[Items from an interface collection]
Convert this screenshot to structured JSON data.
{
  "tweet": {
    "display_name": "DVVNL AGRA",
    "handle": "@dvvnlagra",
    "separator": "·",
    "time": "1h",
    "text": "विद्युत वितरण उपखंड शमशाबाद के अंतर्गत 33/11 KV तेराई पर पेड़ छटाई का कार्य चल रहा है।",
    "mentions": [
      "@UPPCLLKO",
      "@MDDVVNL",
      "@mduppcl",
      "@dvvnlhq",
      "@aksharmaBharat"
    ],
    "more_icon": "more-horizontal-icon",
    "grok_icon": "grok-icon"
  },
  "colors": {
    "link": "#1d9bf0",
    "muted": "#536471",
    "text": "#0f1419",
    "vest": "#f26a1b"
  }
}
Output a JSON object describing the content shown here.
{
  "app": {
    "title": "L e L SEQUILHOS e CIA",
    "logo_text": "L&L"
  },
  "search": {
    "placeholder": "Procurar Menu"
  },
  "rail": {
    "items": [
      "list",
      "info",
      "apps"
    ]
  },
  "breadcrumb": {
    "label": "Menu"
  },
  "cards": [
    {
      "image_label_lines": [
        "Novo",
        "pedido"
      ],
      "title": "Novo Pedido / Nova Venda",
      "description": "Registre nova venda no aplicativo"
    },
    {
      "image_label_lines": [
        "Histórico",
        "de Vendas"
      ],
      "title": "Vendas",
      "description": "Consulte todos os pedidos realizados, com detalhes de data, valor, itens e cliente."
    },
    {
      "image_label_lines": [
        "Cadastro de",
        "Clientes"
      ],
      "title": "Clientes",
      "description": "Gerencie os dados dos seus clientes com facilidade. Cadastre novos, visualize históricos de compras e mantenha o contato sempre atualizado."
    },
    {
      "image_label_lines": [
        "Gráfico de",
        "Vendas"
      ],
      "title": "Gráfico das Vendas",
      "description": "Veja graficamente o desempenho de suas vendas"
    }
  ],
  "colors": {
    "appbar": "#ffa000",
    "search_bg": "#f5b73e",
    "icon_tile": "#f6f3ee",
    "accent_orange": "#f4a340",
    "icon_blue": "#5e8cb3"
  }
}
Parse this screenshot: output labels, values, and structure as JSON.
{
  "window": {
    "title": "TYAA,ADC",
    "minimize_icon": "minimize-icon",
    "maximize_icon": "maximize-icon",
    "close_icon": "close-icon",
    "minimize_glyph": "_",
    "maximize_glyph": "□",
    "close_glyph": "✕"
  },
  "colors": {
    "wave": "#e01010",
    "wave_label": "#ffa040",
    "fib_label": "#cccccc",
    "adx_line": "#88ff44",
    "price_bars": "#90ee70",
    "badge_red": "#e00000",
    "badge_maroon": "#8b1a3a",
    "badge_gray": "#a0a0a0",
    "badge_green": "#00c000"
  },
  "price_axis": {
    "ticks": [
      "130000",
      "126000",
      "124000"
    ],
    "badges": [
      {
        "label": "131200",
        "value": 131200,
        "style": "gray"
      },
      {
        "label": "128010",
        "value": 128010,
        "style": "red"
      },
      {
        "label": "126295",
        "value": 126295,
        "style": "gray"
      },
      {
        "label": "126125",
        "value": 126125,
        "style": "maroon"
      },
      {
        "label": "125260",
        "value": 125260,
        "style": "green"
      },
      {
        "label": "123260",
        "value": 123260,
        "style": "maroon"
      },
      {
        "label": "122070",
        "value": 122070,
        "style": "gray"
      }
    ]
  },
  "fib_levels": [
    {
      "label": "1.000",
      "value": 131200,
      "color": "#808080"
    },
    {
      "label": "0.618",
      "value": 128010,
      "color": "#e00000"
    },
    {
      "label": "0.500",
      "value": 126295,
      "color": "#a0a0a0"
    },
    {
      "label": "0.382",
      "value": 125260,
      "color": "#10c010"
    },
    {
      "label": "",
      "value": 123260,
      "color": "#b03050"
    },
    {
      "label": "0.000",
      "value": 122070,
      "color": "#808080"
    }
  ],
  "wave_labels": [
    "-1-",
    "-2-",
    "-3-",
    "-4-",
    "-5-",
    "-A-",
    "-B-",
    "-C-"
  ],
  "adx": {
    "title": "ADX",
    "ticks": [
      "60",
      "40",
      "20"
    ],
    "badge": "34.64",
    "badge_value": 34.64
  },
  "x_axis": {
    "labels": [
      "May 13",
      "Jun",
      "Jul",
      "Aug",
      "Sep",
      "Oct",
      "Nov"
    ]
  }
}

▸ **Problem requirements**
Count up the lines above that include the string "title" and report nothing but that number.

▸ **Completed task**
7